Edited, written and drawn by Jack Kirby; Inked and lettered by Mike Royer; Colored by G. Roussos; Consulting editor Archie Goodwin.


     This basically serves as a broken down retelling of the Clarke/Kubrick story, with some embellishments and alterations.  The story opens as He Who Hunts Alone—the sole audience of the “Stone Spirit” that talks to his mind—lives up to his name with a wooden club.  The monolith not only gave HWHA (Hoohaa?) the knowledge of hunting with a weapon, but has made him fiercely independent and self-centered.  He hates the others of his tribe; the Stone Spirit, it seems, only reaches him.  The others can’t hear it.  When others of his tribe try to break in on HWHA’s assault on a Procamelus, HWHA fights them off with mighty bellows and swinging club, losing the animal as it darts for the forest.

     The wooden club, HWHA realizes, is insufficient for a quick kill.  He goes back to his cave as the tribal hunters secretly follow.  There, they witness their unfriendly fellow’s “discussion” with the stone spirit—a mysterious slab of mystical granite that inspires HWHA to create the first spear, a powerful weapon that causes his tribesmen to christen him Beast Killer.

     Here, Kirby pays tribute to the film’s famous bone/space ship edit; as Beast Killer throws his spear in one panel, the very next panel shows us astronaut Woodrow Decker—Beast Killer’s direct descendant—throwing an alien artifact screaming “This thing is useless!!  USELESS!!”
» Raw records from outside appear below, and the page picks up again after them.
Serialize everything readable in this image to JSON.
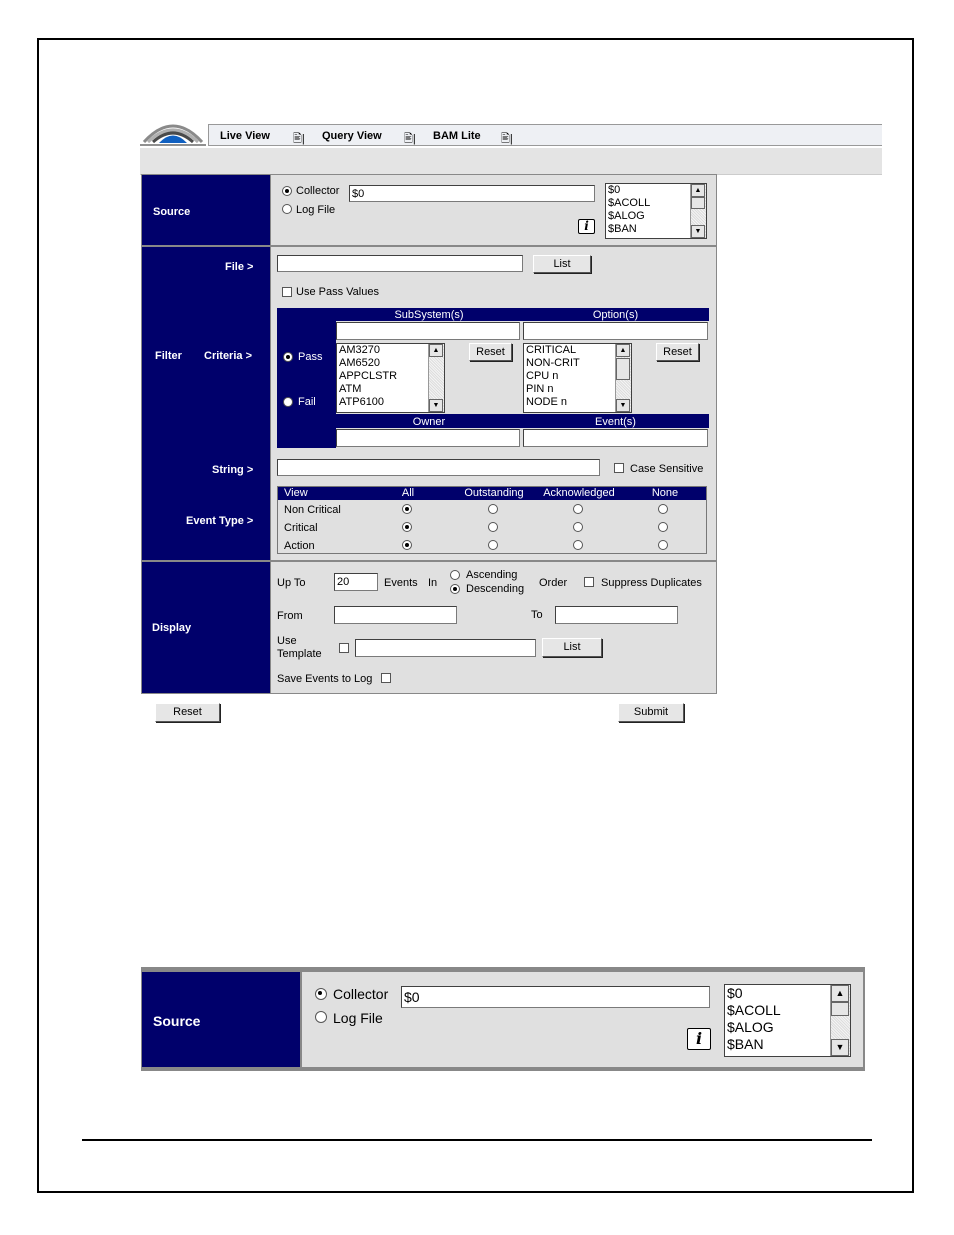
{
  "nav": {
    "items": [
      {
        "label": "Live View"
      },
      {
        "label": "Query View"
      },
      {
        "label": "BAM Lite"
      }
    ],
    "icon_glyph": "🖹|",
    "logo_icon": "arc-logo-icon"
  },
  "form": {
    "source": {
      "label": "Source",
      "collector_label": "Collector",
      "logfile_label": "Log File",
      "collector_value": "$0",
      "list_items": [
        "$0",
        "$ACOLL",
        "$ALOG",
        "$BAN"
      ],
      "info_glyph": "i"
    },
    "file": {
      "label": "File  >",
      "list_button": "List",
      "use_pass_values": "Use Pass Values"
    },
    "criteria": {
      "filter_label": "Filter",
      "criteria_label": "Criteria  >",
      "pass_label": "Pass",
      "fail_label": "Fail",
      "subsystems_header": "SubSystem(s)",
      "options_header": "Option(s)",
      "subsystems": [
        "AM3270",
        "AM6520",
        "APPCLSTR",
        "ATM",
        "ATP6100"
      ],
      "options": [
        "CRITICAL",
        "NON-CRIT",
        "CPU n",
        "PIN n",
        "NODE n"
      ],
      "reset_button": "Reset",
      "owner_header": "Owner",
      "events_header": "Event(s)"
    },
    "string": {
      "label": "String  >",
      "case_sensitive": "Case Sensitive"
    },
    "event_type": {
      "label": "Event Type  >",
      "columns": [
        "View",
        "All",
        "Outstanding",
        "Acknowledged",
        "None"
      ],
      "rows": [
        "Non Critical",
        "Critical",
        "Action"
      ]
    },
    "display": {
      "label": "Display",
      "up_to": "Up To",
      "up_to_value": "20",
      "events": "Events",
      "in": "In",
      "ascending": "Ascending",
      "descending": "Descending",
      "order": "Order",
      "suppress_duplicates": "Suppress Duplicates",
      "from": "From",
      "to": "To",
      "use_template": "Use",
      "use_template2": "Template",
      "list_button": "List",
      "save_events": "Save Events to Log"
    },
    "reset_button": "Reset",
    "submit_button": "Submit"
  },
  "zoom": {
    "source_label": "Source",
    "collector_label": "Collector",
    "logfile_label": "Log File",
    "collector_value": "$0",
    "list_items": [
      "$0",
      "$ACOLL",
      "$ALOG",
      "$BAN"
    ],
    "info_glyph": "i"
  }
}
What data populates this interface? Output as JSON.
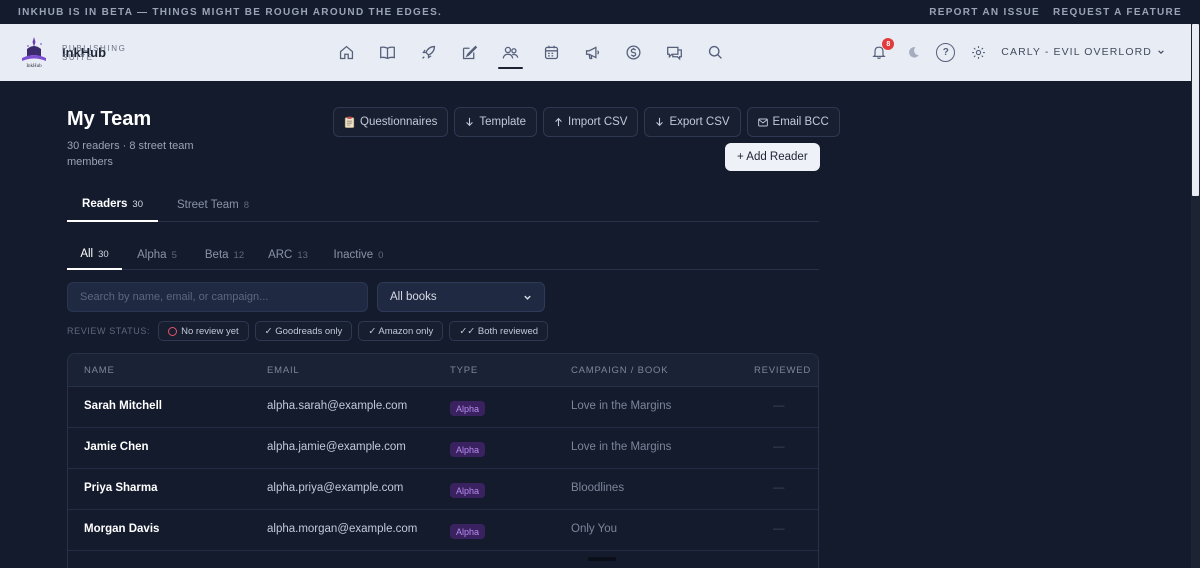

     In the year 2001, Decker and fellow space explorer Mason have crashed on an asteroid in their search for extraterrestrial life.  Ironically, they have made that momentous discovery at the cost of their own lives; while Mason remains confident that mission control will send help, Decker is certain that they will die, their incredible discovery useless to them.

     Decker dejectedly follows Mason into the dilapidated remains of an ancient ET structure, where Mason is attacked and killed by an alien creature living in its bowels.  As Mason’s body is dragged into the creature’s pit, the structure and entire asteroid begin to crumble around Decker.  He flees, jumping directly into a waiting monolith that transports him, without memory, to an idyllic country scene where he meets “Bill”, a straw-chewing country boy who begins to lead Decker up a country road to a house Decker will never see because with each step he is aging rapidly until he finally dies and is reborn as a Star Child, or New Seed, as Kirby refers to it.

     Here, the issue ends as enigmatically as the film; we, too, never see the house, learn who Bill is, or why he was in such a hurry to get Decker into the house.  This, ultimately, is a rather thoughtful rendition of the film for a younger audience, keeping with the picture’s sense of mystery while also adhering to the comic book medium’s demand for visual adventure.